The United States Patent and Trademark Office (USPTO), the federal agency in charge of trademark registration, categorizes marks into 45 different “classes” of products or services. Classes are essentially categories that are separated by the type of good or service offered. Even if two companies use the same trademark, they may not infringe on each other if the marks are for distinct goods or services. A window cleaning fluid made by a different company but bearing the same name, for example, would not infringe on an allergy medication called “Clear as Day.”
Medical care, hygienic products, and beauty care products for both humans and animals are included in Class 44, a very broad category. It also includes certain agricultural, horticultural, and forestry-related services.
The Trademark Class System
A class system governs trademark registration. You must pay a separate registration fee for each class of goods or services that you register. So, if you want to apply for a trademark for posters (Class 16) and shirts (Class 25), you’ll have to pay two fees. When registering a trademark, you must specify the correct class. If you enter the wrong class, you must restart the application process.

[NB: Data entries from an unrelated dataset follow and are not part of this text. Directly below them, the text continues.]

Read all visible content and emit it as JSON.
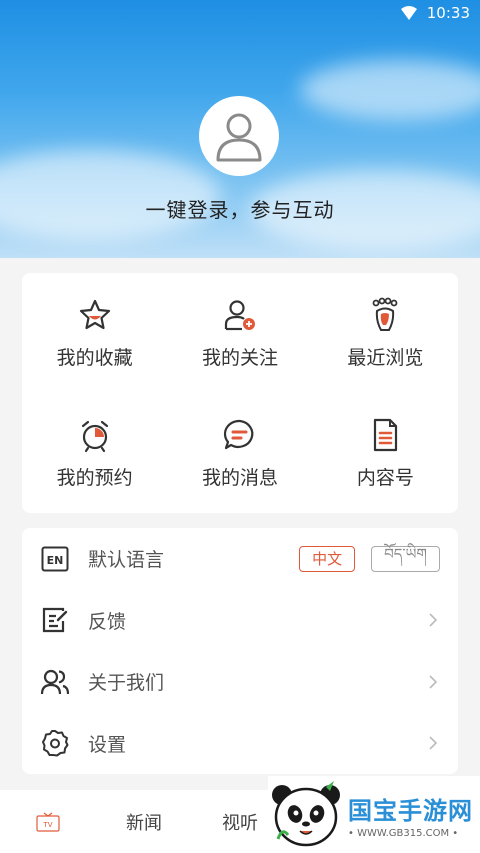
{
  "status_bar": {
    "time": "10:33"
  },
  "profile": {
    "login_text": "一键登录，参与互动"
  },
  "grid": [
    {
      "label": "我的收藏"
    },
    {
      "label": "我的关注"
    },
    {
      "label": "最近浏览"
    },
    {
      "label": "我的预约"
    },
    {
      "label": "我的消息"
    },
    {
      "label": "内容号"
    }
  ],
  "list": {
    "language": {
      "label": "默认语言",
      "option_zh": "中文",
      "option_bo": "བོད་ཡིག"
    },
    "feedback": {
      "label": "反馈"
    },
    "about": {
      "label": "关于我们"
    },
    "settings": {
      "label": "设置"
    }
  },
  "bottom_nav": {
    "tv_icon_text": "TV",
    "news": "新闻",
    "video": "视听"
  },
  "watermark": {
    "title": "国宝手游网",
    "url": "• WWW.GB315.COM •"
  },
  "colors": {
    "accent": "#e05a3a",
    "dark_icon": "#333333"
  }
}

Your registration is limited to classes that include the goods or services that you already offer (as evidenced by the specimens you submit) or that you intend to offer (if you are registering on an intent-to-use basis). In order to narrow a search of the PTO’s trademark database, you may also need information about the class number.
Examples of Trademarks in Class 44

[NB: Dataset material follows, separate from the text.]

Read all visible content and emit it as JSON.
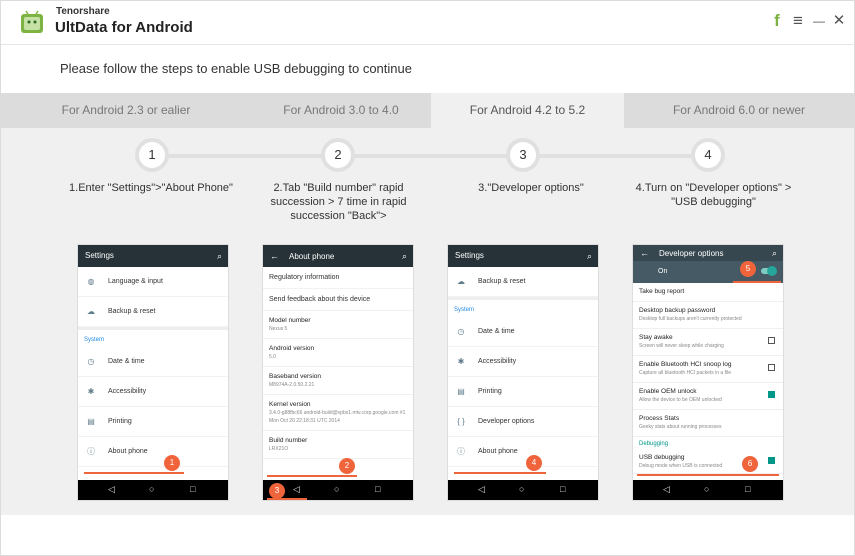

Consider RED MOUNTAIN ACUPUNCTURE (acupuncture services), 02 WELLNESS (alternative medical), and GOT TREES (tree maintenance). All of these are good examples of Class 44 marks.
You would choose Class 44 if you were registering any of these types of goods:
- medical analysis services relating to the treatment of persons (such as x-ray examinations and taking of blood samples)
- artificial insemination services
- pharmacy advice
- animal breeding
- services relating to the growing of plants such as gardening, or
- Services relating to floral art, such as floral compositions as well as garden design.
You would not use Class 44 if you were registering:
- vermin exterminating (other than for agriculture, horticulture, or forestry) (Class 37 – Construction and Repair Services)
- installation and repair services for irrigation systems (Class 37 – Construction and Repair Services)
- ambulance transport (Class 39 – Shipping and Travel Services)
- animal slaughtering services and taxidermy (Class 40 – Material Treatment Services)
- timber felling and processing (Class 40 – Material Treatment Services)
- animal training services (Class 41 – Education and Entertainment Services)
- health clubs for physical exercise (Class 41 – Education and Entertainment Services)
- scientific research services for medical purposes (Class 42 – Science and Technology Services)
- boarding for animals (Class 43 – Food Services), or
- Retirement homes (Class 43 – Food Services).
Related or “Coordinated” Classes
If you are not sure whether you should register in Class 44, you might also consider the following “coordinated” classes: Class 35 – Advertising and Business Services, Class 36 – Insurance and Financial Services, Class 37 – Construction and Repair Services, Class 38 – Telecommunications Services, Class 39 – Shipping and Travel Services, Class 40 – Material Treatment Services, Class 41 – Education and Entertainment Services, Class 42 – Science and Technology Services, Class 43 – Food Services, Class 45 – Legal and Security Services.
A coordinated class is one that is related to another class, typically because the USPTO has determined that applicants filing in Class 43 frequently also file in the coordinated classes.
Providing Specimens for Trademarks Class 44
A service specimen must demonstrate the use of the mark in a way that potential purchasers would interpret as identifying the applicant’s services and indicating their source. The specimen must show an association between the mark and the services for which registration is sought when the mark is used in advertising the services. A specimen that only shows the mark and no reference to the services does not demonstrate service mark usage.
When you provide a service, you do not have a product to which you can apply a label. A variety of materials that cannot be used for product marks are acceptable specimens for services. Scanned copies of advertising and marketing materials, such as newspaper and magazine ads, brochures, billboards, direct mail pieces, and menus, are included (for restaurants).
Letterhead stationery and business cards bearing the mark may be used if the services are clearly reflected on them because the name or symbol claimed as a mark would be used to identify the services provided in that context—that is, as a mark rather than a trade name. If the mark appears and the services are described in the letter, a letter on stationery will even be accepted as a specimen for a service mark.
In the case of Internet-based services, a screenshot of the entire Web page should suffice. The more prominently displayed the mark on the home page, the better.
The following specimens are not acceptable for Class 43 services:
- news releases or news release-based articles
- Documents demonstrating trademark rather than service mark usage (use of the mark in connection with goods rather than services), such as invoices and packing slips, and letterhead or business cards that bear only the mark and a company name and address (use of the mark to identify a company, such as on letterhead). As previously discussed, one exception is if the letterhead or text of the letter identifies the services represented by the mark.
The majority of marks can be found in writing somewhere. You may submit a sound file of the audio if your mark represents a service and appears only on radio ads or in other audio forms.